(Problem to solve) The expected response is the complete listing below, restated exactly, with its pictures omitted.

(Data extracts)
####################

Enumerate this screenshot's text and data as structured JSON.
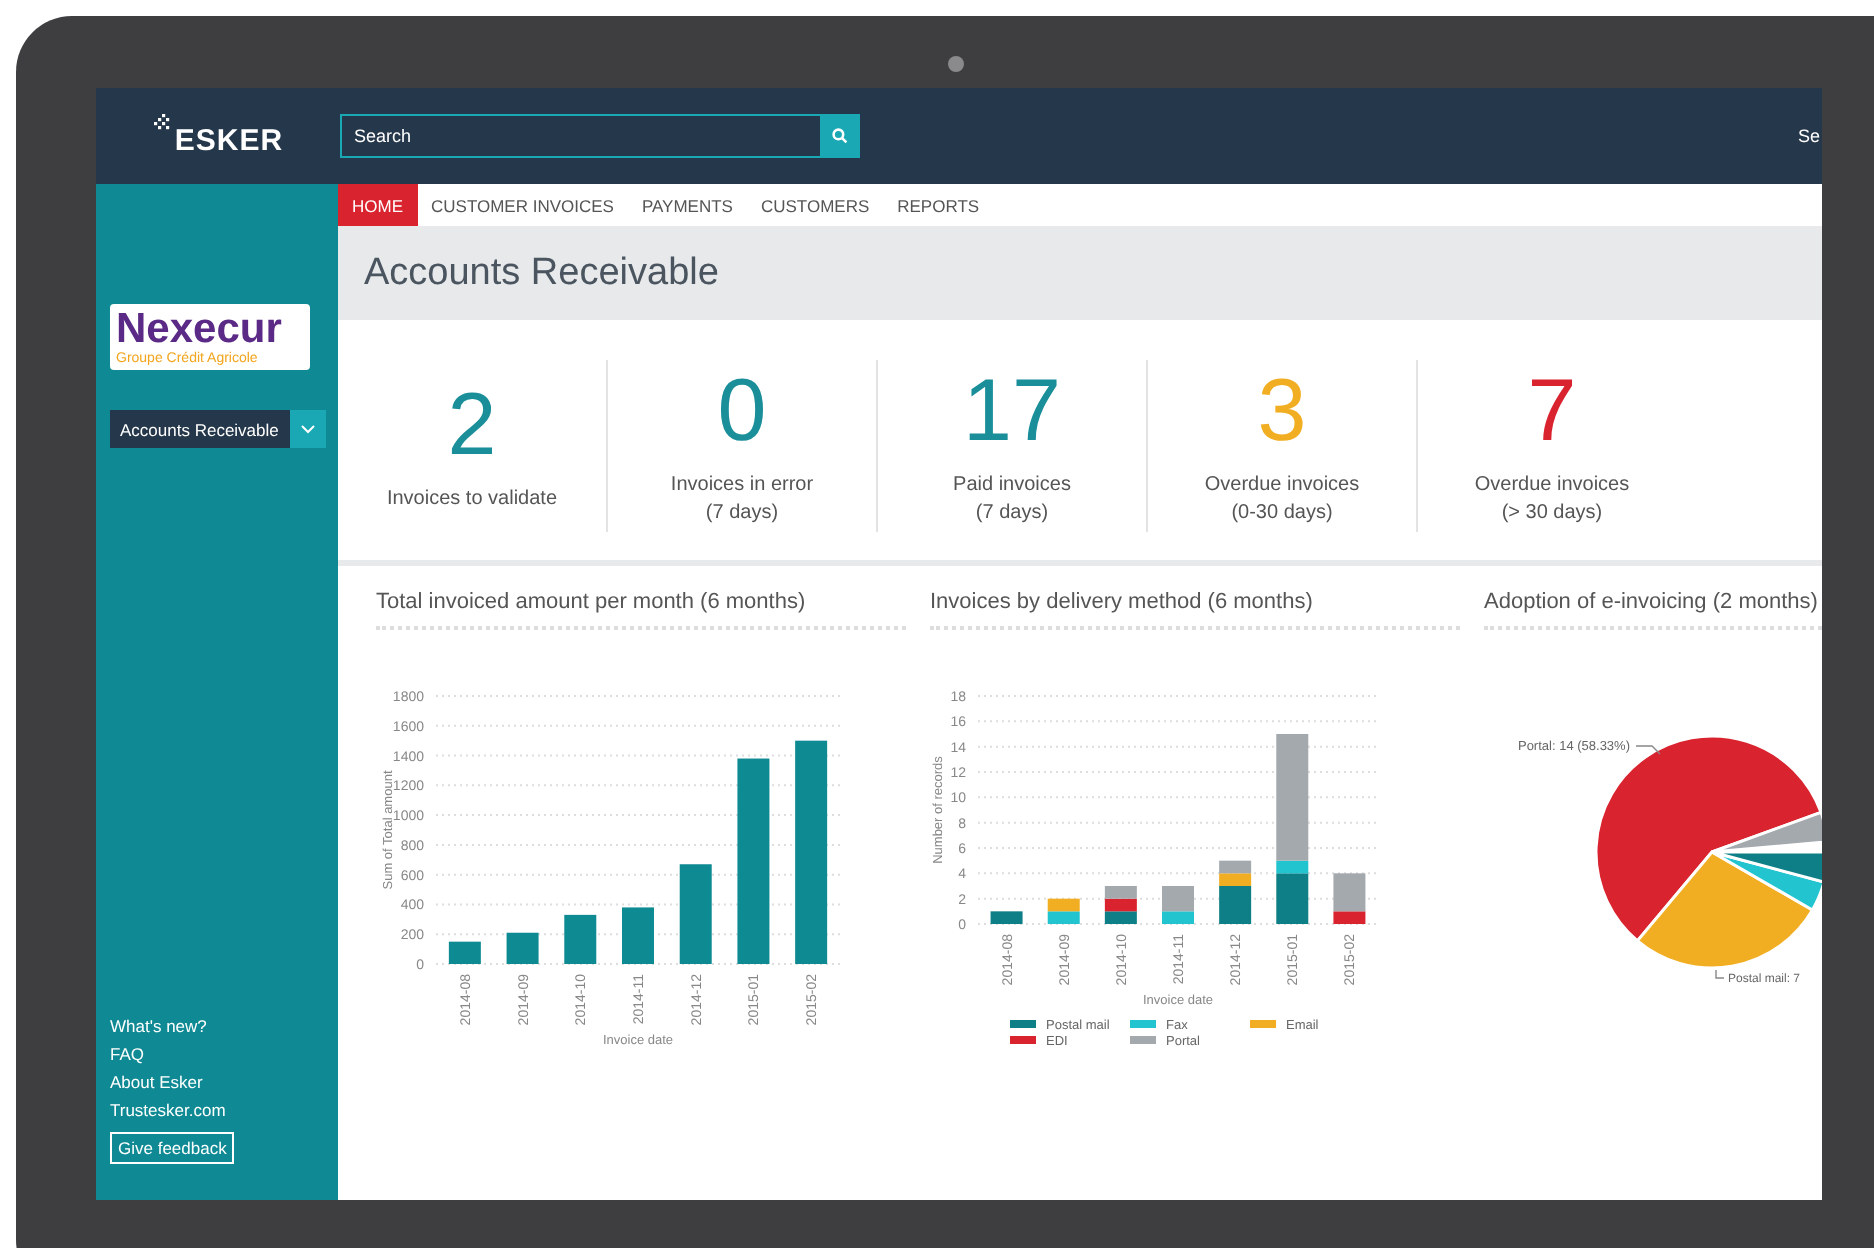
{
  "header": {
    "logo": "ESKER",
    "search": {
      "placeholder": "Search"
    },
    "user_text": "Se"
  },
  "sidebar": {
    "partner_logo": {
      "name": "Nexecur",
      "tagline": "Groupe Crédit Agricole"
    },
    "selector": "Accounts Receivable",
    "links": [
      "What's new?",
      "FAQ",
      "About Esker",
      "Trustesker.com"
    ],
    "feedback_button": "Give feedback"
  },
  "nav": [
    {
      "label": "HOME",
      "selected": true
    },
    {
      "label": "CUSTOMER INVOICES",
      "selected": false
    },
    {
      "label": "PAYMENTS",
      "selected": false
    },
    {
      "label": "CUSTOMERS",
      "selected": false
    },
    {
      "label": "REPORTS",
      "selected": false
    }
  ],
  "page_title": "Accounts Receivable",
  "kpis": [
    {
      "value": "2",
      "label": "Invoices to validate",
      "color": "#1a8f9a"
    },
    {
      "value": "0",
      "label": "Invoices in error\n(7 days)",
      "color": "#1a8f9a"
    },
    {
      "value": "17",
      "label": "Paid invoices\n(7 days)",
      "color": "#1a8f9a"
    },
    {
      "value": "3",
      "label": "Overdue invoices\n(0-30 days)",
      "color": "#f2ae22"
    },
    {
      "value": "7",
      "label": "Overdue invoices\n(> 30 days)",
      "color": "#d9232e"
    }
  ],
  "charts": [
    {
      "kind": "bar",
      "chart_data": {
        "type": "bar",
        "title": "Total invoiced amount per month (6 months)",
        "xlabel": "Invoice date",
        "ylabel": "Sum of Total amount",
        "categories": [
          "2014-08",
          "2014-09",
          "2014-10",
          "2014-11",
          "2014-12",
          "2015-01",
          "2015-02"
        ],
        "values": [
          150,
          210,
          330,
          380,
          670,
          1380,
          1500
        ],
        "ylim": [
          0,
          1800
        ],
        "grid": true,
        "yticks": [
          0,
          200,
          400,
          600,
          800,
          1000,
          1200,
          1400,
          1600,
          1800
        ]
      }
    },
    {
      "kind": "stacked",
      "chart_data": {
        "type": "bar",
        "stacked": true,
        "title": "Invoices by delivery method (6 months)",
        "xlabel": "Invoice date",
        "ylabel": "Number of records",
        "categories": [
          "2014-08",
          "2014-09",
          "2014-10",
          "2014-11",
          "2014-12",
          "2015-01",
          "2015-02"
        ],
        "ylim": [
          0,
          18
        ],
        "yticks": [
          0,
          2,
          4,
          6,
          8,
          10,
          12,
          14,
          16,
          18
        ],
        "grid": true,
        "legend": true,
        "series": [
          {
            "name": "Postal mail",
            "color": "#0e7f86",
            "values": [
              1,
              0,
              1,
              0,
              3,
              4,
              0
            ]
          },
          {
            "name": "Fax",
            "color": "#22c4cf",
            "values": [
              0,
              1,
              0,
              1,
              0,
              1,
              0
            ]
          },
          {
            "name": "Email",
            "color": "#f2ae22",
            "values": [
              0,
              1,
              0,
              0,
              1,
              0,
              0
            ]
          },
          {
            "name": "EDI",
            "color": "#d9232e",
            "values": [
              0,
              0,
              1,
              0,
              0,
              0,
              1
            ]
          },
          {
            "name": "Portal",
            "color": "#a4a9ae",
            "values": [
              0,
              0,
              1,
              2,
              1,
              10,
              3
            ]
          }
        ]
      }
    },
    {
      "kind": "pie",
      "title": "Adoption of e-invoicing (2 months)",
      "labels": [
        "Portal: 14 (58.33%)",
        "Postal mail: 7"
      ]
    }
  ]
}
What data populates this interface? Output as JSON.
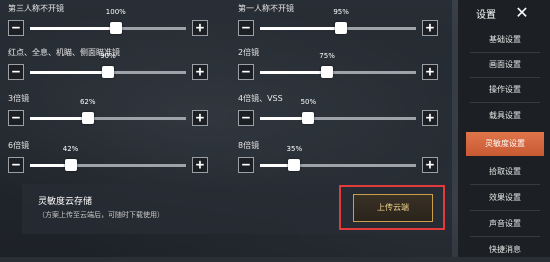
{
  "sliders": [
    {
      "label": "第三人称不开镜",
      "value_text": "100%",
      "fraction": 0.55
    },
    {
      "label": "第一人称不开镜",
      "value_text": "95%",
      "fraction": 0.52
    },
    {
      "label": "红点、全息、机瞄、侧面瞄准镜",
      "value_text": "90%",
      "fraction": 0.5
    },
    {
      "label": "2倍镜",
      "value_text": "75%",
      "fraction": 0.43
    },
    {
      "label": "3倍镜",
      "value_text": "62%",
      "fraction": 0.37
    },
    {
      "label": "4倍镜、VSS",
      "value_text": "50%",
      "fraction": 0.31
    },
    {
      "label": "6倍镜",
      "value_text": "42%",
      "fraction": 0.26
    },
    {
      "label": "8倍镜",
      "value_text": "35%",
      "fraction": 0.22
    }
  ],
  "cloud": {
    "title": "灵敏度云存储",
    "subtitle": "（方案上传至云端后，可随时下载使用）",
    "upload_label": "上传云端"
  },
  "sidebar": {
    "title": "设置",
    "items": [
      {
        "label": "基础设置",
        "active": false
      },
      {
        "label": "画面设置",
        "active": false
      },
      {
        "label": "操作设置",
        "active": false
      },
      {
        "label": "载具设置",
        "active": false
      },
      {
        "label": "灵敏度设置",
        "active": true
      },
      {
        "label": "拾取设置",
        "active": false
      },
      {
        "label": "效果设置",
        "active": false
      },
      {
        "label": "声音设置",
        "active": false
      },
      {
        "label": "快捷消息",
        "active": false
      }
    ]
  },
  "colors": {
    "accent": "#d9663e",
    "highlight": "#e23b3b",
    "upload_text": "#f1d48a"
  }
}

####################

(Result of this task)
Enumerate this screenshot's text and data as structured JSON.
{
  "header": {
    "logo": "ESKER",
    "search": {
      "placeholder": "Search"
    },
    "user_text": "Se"
  },
  "sidebar": {
    "partner_logo": {
      "name": "Nexecur",
      "tagline": "Groupe Crédit Agricole"
    },
    "selector": "Accounts Receivable",
    "links": [
      "What's new?",
      "FAQ",
      "About Esker",
      "Trustesker.com"
    ],
    "feedback_button": "Give feedback"
  },
  "nav": [
    {
      "label": "HOME",
      "selected": true
    },
    {
      "label": "CUSTOMER INVOICES",
      "selected": false
    },
    {
      "label": "PAYMENTS",
      "selected": false
    },
    {
      "label": "CUSTOMERS",
      "selected": false
    },
    {
      "label": "REPORTS",
      "selected": false
    }
  ],
  "page_title": "Accounts Receivable",
  "kpis": [
    {
      "value": "2",
      "label": "Invoices to validate",
      "color": "#1a8f9a"
    },
    {
      "value": "0",
      "label": "Invoices in error\n(7 days)",
      "color": "#1a8f9a"
    },
    {
      "value": "17",
      "label": "Paid invoices\n(7 days)",
      "color": "#1a8f9a"
    },
    {
      "value": "3",
      "label": "Overdue invoices\n(0-30 days)",
      "color": "#f2ae22"
    },
    {
      "value": "7",
      "label": "Overdue invoices\n(> 30 days)",
      "color": "#d9232e"
    }
  ],
  "charts": [
    {
      "kind": "bar",
      "chart_data": {
        "type": "bar",
        "title": "Total invoiced amount per month (6 months)",
        "xlabel": "Invoice date",
        "ylabel": "Sum of Total amount",
        "categories": [
          "2014-08",
          "2014-09",
          "2014-10",
          "2014-11",
          "2014-12",
          "2015-01",
          "2015-02"
        ],
        "values": [
          150,
          210,
          330,
          380,
          670,
          1380,
          1500
        ],
        "ylim": [
          0,
          1800
        ],
        "grid": true,
        "yticks": [
          0,
          200,
          400,
          600,
          800,
          1000,
          1200,
          1400,
          1600,
          1800
        ]
      }
    },
    {
      "kind": "stacked",
      "chart_data": {
        "type": "bar",
        "stacked": true,
        "title": "Invoices by delivery method (6 months)",
        "xlabel": "Invoice date",
        "ylabel": "Number of records",
        "categories": [
          "2014-08",
          "2014-09",
          "2014-10",
          "2014-11",
          "2014-12",
          "2015-01",
          "2015-02"
        ],
        "ylim": [
          0,
          18
        ],
        "yticks": [
          0,
          2,
          4,
          6,
          8,
          10,
          12,
          14,
          16,
          18
        ],
        "grid": true,
        "legend": true,
        "series": [
          {
            "name": "Postal mail",
            "color": "#0e7f86",
            "values": [
              1,
              0,
              1,
              0,
              3,
              4,
              0
            ]
          },
          {
            "name": "Fax",
            "color": "#22c4cf",
            "values": [
              0,
              1,
              0,
              1,
              0,
              1,
              0
            ]
          },
          {
            "name": "Email",
            "color": "#f2ae22",
            "values": [
              0,
              1,
              0,
              0,
              1,
              0,
              0
            ]
          },
          {
            "name": "EDI",
            "color": "#d9232e",
            "values": [
              0,
              0,
              1,
              0,
              0,
              0,
              1
            ]
          },
          {
            "name": "Portal",
            "color": "#a4a9ae",
            "values": [
              0,
              0,
              1,
              2,
              1,
              10,
              3
            ]
          }
        ]
      }
    },
    {
      "kind": "pie",
      "title": "Adoption of e-invoicing (2 months)",
      "labels": [
        "Portal: 14 (58.33%)",
        "Postal mail: 7"
      ]
    }
  ]
}
What data populates this interface? Output as JSON.
{
  "sliders": [
    {
      "label": "第三人称不开镜",
      "value_text": "100%",
      "fraction": 0.55
    },
    {
      "label": "第一人称不开镜",
      "value_text": "95%",
      "fraction": 0.52
    },
    {
      "label": "红点、全息、机瞄、侧面瞄准镜",
      "value_text": "90%",
      "fraction": 0.5
    },
    {
      "label": "2倍镜",
      "value_text": "75%",
      "fraction": 0.43
    },
    {
      "label": "3倍镜",
      "value_text": "62%",
      "fraction": 0.37
    },
    {
      "label": "4倍镜、VSS",
      "value_text": "50%",
      "fraction": 0.31
    },
    {
      "label": "6倍镜",
      "value_text": "42%",
      "fraction": 0.26
    },
    {
      "label": "8倍镜",
      "value_text": "35%",
      "fraction": 0.22
    }
  ],
  "cloud": {
    "title": "灵敏度云存储",
    "subtitle": "（方案上传至云端后，可随时下载使用）",
    "upload_label": "上传云端"
  },
  "sidebar": {
    "title": "设置",
    "items": [
      {
        "label": "基础设置",
        "active": false
      },
      {
        "label": "画面设置",
        "active": false
      },
      {
        "label": "操作设置",
        "active": false
      },
      {
        "label": "载具设置",
        "active": false
      },
      {
        "label": "灵敏度设置",
        "active": true
      },
      {
        "label": "拾取设置",
        "active": false
      },
      {
        "label": "效果设置",
        "active": false
      },
      {
        "label": "声音设置",
        "active": false
      },
      {
        "label": "快捷消息",
        "active": false
      }
    ]
  },
  "colors": {
    "accent": "#d9663e",
    "highlight": "#e23b3b",
    "upload_text": "#f1d48a"
  }
}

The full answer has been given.